In April Lord Alfred's impressive performance under jockey Jeremy Mahot at Brampton Bryan added another maiden victory to the yard's record.
The yard has expanded now to include 15 stables, a horse walker, an outdoor school, all-weather schooling lane and schooling fences. Caroline is very aware of the need for a varied routine to keep the horses relaxed and interested in life. Post and rail paddocks provide space for them to "kick up their heels"; and they are ridden out on the local lanes and farmland. They use several local gallops including those on the beautiful setting of Newchurch Hill.
The horses get regular visits from Mark Evans, the farrier. "Any foot problems, he's like a water diviner and straight on them," says Caroline. Treatment by an equine osteopath, Emma Padfield, and daily individual attention from Caroline and her assistant trainer Esther Lawley, are equally important in ensuring each horse's physical well being.
There's a strong team ethos at Brickhouse and Caroline is quick to share credit with her team. "Esther has been with me for the past five years and I hope she'll stay for plenty more. She's a really valuable person to have around. I try to do a lot of work in the school, in the summer months working on jumping but also on flatwork and balance. I firmly believe that really helps the horses. Esther has a very good eye for what is going on, so it's great to be able to discuss each horse with her."

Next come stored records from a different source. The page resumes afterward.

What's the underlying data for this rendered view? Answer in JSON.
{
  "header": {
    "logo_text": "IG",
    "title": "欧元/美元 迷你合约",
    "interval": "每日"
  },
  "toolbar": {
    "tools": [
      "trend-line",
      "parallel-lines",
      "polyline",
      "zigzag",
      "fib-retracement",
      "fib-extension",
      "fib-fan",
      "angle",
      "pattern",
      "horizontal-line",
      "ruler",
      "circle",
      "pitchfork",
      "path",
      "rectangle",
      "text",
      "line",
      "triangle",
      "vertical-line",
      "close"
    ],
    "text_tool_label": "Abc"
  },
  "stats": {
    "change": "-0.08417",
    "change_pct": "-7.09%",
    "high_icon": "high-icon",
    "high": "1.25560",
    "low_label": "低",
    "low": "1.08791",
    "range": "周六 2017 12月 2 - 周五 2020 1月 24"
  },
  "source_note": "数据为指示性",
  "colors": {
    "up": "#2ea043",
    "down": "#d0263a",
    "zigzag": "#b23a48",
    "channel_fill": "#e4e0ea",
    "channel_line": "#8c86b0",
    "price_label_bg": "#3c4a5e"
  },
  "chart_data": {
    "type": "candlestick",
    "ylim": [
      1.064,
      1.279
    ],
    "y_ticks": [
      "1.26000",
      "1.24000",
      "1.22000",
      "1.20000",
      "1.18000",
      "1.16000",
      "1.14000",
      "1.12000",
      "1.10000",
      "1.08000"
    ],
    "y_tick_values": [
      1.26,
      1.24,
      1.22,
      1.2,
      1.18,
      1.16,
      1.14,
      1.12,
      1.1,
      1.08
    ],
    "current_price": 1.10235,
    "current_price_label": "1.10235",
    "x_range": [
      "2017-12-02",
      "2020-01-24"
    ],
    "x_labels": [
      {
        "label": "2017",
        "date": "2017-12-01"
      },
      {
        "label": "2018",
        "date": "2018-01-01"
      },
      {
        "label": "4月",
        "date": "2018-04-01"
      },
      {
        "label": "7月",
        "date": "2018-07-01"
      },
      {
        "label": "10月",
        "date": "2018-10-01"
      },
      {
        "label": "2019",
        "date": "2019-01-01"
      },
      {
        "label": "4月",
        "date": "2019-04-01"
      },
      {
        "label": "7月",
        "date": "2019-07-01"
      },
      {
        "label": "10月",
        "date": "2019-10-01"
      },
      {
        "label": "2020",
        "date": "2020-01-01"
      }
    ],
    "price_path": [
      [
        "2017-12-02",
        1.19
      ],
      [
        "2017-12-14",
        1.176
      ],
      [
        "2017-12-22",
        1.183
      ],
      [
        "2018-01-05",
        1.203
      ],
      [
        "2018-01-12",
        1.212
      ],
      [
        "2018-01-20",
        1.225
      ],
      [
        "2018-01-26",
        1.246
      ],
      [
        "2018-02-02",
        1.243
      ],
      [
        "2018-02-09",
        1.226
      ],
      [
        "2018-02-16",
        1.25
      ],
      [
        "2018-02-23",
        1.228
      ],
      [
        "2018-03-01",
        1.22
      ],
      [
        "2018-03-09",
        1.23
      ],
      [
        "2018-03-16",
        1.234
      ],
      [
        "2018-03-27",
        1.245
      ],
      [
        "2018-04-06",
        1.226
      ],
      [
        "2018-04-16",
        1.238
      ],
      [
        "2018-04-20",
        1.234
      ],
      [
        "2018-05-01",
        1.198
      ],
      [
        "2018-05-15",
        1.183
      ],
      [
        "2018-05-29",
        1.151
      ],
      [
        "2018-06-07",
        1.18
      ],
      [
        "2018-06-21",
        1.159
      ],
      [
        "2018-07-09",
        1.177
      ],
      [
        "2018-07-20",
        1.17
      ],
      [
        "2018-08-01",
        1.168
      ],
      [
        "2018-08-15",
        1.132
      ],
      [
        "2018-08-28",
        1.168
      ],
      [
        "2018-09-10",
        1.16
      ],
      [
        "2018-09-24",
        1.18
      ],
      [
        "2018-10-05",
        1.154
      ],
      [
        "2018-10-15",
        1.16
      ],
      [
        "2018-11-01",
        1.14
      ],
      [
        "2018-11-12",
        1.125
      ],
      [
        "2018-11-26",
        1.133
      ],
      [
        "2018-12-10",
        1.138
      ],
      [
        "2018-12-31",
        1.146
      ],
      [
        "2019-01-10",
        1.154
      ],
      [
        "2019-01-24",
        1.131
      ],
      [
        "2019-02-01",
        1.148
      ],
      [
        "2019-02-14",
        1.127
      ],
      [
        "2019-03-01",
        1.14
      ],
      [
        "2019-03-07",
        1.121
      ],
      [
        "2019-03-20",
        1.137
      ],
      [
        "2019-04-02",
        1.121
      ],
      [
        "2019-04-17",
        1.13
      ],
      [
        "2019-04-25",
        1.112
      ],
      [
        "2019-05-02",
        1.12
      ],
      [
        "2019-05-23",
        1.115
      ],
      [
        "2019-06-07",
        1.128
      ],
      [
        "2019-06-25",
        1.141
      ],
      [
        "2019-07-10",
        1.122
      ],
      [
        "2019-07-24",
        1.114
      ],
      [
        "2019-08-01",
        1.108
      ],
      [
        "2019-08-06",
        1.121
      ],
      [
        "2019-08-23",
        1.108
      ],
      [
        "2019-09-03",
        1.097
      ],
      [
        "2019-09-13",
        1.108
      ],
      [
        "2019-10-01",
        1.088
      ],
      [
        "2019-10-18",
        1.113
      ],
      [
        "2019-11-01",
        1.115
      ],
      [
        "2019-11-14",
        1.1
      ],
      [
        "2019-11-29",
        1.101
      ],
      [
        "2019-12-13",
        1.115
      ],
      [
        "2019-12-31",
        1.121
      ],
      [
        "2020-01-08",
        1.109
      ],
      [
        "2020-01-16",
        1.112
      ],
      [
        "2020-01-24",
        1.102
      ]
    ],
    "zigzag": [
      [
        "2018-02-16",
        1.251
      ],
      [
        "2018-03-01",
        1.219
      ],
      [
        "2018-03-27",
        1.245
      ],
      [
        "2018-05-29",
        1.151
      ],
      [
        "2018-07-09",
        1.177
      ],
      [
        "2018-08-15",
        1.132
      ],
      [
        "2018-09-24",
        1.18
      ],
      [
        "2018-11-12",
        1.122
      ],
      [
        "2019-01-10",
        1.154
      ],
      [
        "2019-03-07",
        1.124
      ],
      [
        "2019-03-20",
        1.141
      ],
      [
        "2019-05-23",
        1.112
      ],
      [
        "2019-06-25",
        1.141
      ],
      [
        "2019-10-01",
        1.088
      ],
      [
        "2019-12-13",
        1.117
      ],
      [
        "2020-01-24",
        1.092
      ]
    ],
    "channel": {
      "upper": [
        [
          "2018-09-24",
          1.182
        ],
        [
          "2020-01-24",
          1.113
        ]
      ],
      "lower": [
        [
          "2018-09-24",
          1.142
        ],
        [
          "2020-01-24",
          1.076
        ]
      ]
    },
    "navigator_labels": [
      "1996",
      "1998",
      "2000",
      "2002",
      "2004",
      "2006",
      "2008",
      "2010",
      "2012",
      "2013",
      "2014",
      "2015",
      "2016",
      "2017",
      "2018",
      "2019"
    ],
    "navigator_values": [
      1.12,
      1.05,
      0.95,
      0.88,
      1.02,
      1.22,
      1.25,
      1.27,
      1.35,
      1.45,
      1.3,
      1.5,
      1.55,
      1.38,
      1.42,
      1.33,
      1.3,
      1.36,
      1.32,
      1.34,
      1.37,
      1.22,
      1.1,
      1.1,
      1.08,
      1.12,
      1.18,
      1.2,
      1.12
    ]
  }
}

Others on the team include former jockey Bruce Dowling, who rode 150 winners under rules, and point-to-point rider Lorna Brooke, both of whom ride out regularly for the yard. Stable jockey is Nick Oliver, who has ridden 18 of the yard's winners and also rides work and schools the horses at home.
Owners are highly valued too and warmly welcomed onto the yard, where there's a strong feeling of friendly professionalism. "Over time in this job you come to realise how important good owners are, and I'm really lucky. There's a great camaraderie, and they're all really supportive of each other and of me. Each of them knows just how hard it is to win, but win or lose there's always a drink on offer from the back of the lorry at the races," says Caroline.
"I'm planning a yard syndicate for next season that will give existing owners a chance of some additional interest, and also provide new owners with the chance to dip their toes in the water and see what good fun it all can be!"